_Data shown_.
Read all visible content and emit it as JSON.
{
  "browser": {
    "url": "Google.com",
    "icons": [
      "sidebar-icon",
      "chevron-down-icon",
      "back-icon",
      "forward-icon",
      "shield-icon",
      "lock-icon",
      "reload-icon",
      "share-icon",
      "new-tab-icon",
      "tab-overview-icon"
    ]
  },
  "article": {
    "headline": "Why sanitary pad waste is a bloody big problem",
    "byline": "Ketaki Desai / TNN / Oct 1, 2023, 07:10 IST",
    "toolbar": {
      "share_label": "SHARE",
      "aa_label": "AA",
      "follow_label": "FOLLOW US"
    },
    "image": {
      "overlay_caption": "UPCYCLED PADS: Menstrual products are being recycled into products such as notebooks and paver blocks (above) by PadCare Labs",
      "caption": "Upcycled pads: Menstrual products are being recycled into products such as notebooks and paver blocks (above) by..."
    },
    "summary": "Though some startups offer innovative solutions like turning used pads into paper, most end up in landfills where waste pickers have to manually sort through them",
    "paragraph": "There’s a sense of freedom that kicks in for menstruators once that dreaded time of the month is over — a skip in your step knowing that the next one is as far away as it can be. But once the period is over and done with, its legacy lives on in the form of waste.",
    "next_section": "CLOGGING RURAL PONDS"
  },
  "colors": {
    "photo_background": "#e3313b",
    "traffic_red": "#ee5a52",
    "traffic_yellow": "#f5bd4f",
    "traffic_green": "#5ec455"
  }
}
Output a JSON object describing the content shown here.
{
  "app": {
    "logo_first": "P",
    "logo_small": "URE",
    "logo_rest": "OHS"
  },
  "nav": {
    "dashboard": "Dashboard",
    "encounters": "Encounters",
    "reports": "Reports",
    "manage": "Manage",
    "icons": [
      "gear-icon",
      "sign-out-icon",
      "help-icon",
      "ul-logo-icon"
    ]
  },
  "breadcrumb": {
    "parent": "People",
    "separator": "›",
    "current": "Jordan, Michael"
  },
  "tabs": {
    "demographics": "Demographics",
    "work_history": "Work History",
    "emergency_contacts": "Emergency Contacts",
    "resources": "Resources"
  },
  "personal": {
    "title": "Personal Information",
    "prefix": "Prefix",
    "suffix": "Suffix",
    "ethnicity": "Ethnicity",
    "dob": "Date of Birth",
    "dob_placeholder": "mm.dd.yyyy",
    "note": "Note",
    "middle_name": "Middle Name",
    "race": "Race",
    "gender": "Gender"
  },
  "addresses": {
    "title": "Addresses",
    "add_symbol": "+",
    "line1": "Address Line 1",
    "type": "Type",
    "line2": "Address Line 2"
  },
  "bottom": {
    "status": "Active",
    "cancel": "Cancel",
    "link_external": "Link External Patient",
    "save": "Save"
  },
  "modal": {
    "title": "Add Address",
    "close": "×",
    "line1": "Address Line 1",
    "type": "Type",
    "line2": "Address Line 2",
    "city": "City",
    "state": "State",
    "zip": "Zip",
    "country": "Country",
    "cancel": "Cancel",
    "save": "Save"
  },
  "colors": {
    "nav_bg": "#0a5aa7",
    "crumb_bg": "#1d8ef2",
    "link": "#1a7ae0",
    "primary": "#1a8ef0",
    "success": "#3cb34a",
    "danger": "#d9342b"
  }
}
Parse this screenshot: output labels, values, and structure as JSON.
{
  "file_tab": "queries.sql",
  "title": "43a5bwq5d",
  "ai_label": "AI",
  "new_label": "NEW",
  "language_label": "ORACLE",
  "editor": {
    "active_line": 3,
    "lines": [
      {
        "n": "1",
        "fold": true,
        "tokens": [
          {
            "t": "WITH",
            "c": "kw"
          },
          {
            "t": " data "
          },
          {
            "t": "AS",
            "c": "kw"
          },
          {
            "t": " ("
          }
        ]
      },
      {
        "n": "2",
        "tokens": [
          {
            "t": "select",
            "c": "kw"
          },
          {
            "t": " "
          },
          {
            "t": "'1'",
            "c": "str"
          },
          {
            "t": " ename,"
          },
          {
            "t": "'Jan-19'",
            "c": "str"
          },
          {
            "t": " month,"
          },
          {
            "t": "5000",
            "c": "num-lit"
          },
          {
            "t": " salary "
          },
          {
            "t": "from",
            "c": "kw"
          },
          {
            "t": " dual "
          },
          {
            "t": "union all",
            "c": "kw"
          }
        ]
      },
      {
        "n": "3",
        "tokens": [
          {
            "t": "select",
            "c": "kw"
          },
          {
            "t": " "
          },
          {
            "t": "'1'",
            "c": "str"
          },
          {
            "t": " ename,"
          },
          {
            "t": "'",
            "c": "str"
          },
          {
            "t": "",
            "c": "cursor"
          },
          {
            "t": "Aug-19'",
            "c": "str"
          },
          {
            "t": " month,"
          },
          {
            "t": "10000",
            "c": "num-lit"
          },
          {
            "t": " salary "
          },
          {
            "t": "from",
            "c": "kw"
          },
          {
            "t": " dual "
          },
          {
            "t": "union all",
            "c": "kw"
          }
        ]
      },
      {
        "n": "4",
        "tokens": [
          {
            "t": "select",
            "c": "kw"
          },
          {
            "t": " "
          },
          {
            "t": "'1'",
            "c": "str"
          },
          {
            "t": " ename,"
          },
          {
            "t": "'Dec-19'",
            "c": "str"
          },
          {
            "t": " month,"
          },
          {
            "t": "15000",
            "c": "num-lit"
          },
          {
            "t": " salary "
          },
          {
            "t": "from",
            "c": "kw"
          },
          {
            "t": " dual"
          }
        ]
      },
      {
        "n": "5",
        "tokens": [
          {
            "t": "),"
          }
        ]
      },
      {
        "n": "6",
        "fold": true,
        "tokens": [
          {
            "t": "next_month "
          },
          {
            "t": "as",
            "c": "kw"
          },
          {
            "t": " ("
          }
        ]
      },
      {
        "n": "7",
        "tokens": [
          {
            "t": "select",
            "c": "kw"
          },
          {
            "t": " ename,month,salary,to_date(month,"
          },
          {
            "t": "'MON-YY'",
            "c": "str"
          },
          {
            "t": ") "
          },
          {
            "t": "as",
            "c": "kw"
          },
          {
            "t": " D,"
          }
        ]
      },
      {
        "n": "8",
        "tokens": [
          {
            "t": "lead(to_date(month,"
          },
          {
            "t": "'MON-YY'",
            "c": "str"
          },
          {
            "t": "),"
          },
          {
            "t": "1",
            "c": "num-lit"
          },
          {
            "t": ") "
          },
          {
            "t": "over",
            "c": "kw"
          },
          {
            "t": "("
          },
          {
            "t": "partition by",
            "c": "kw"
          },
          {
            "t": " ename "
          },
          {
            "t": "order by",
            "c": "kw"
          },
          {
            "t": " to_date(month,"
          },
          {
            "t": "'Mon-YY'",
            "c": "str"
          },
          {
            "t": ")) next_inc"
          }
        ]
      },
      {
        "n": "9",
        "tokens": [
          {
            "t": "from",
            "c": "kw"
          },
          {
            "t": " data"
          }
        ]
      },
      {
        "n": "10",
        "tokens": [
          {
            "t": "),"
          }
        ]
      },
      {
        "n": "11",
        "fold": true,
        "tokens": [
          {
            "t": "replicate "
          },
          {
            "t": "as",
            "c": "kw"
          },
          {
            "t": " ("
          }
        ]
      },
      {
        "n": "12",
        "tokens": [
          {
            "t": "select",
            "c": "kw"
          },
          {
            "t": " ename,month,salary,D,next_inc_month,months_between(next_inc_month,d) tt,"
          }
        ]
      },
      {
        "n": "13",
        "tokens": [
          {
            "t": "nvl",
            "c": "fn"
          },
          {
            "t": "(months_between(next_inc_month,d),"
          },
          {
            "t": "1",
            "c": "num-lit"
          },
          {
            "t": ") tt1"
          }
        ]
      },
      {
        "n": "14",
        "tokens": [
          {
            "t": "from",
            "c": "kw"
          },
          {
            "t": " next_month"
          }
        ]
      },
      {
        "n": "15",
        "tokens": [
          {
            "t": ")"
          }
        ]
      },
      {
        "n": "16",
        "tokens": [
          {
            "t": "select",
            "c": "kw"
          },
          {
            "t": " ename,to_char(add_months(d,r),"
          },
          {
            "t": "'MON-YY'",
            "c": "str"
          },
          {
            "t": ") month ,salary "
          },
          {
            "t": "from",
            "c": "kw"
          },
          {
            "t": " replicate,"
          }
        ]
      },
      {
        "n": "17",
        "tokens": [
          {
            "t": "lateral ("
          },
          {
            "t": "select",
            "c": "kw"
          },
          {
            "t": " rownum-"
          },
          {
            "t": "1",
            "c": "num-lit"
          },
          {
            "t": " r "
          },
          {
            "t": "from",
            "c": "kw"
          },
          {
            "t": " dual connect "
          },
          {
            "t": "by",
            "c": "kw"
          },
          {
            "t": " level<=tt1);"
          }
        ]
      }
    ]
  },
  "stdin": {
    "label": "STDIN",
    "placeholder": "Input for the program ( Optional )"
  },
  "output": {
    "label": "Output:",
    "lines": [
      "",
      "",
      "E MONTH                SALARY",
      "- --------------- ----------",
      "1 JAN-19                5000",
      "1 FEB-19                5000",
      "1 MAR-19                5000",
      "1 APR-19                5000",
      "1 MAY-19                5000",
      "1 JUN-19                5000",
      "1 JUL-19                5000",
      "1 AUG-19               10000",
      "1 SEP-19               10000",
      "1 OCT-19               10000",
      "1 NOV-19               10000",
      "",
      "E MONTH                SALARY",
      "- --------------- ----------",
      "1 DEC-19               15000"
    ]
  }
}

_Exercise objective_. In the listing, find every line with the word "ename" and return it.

_Written response_.
            "t": " ename,"
            "t": " ename,"
            "t": " ename,"
            "t": " ename,month,salary,to_date(month,"
            "t": " ename "
            "t": " ename,month,salary,D,next_inc_month,months_between(next_inc_month,d) tt,"
            "t": " ename,to_char(add_months(d,r),"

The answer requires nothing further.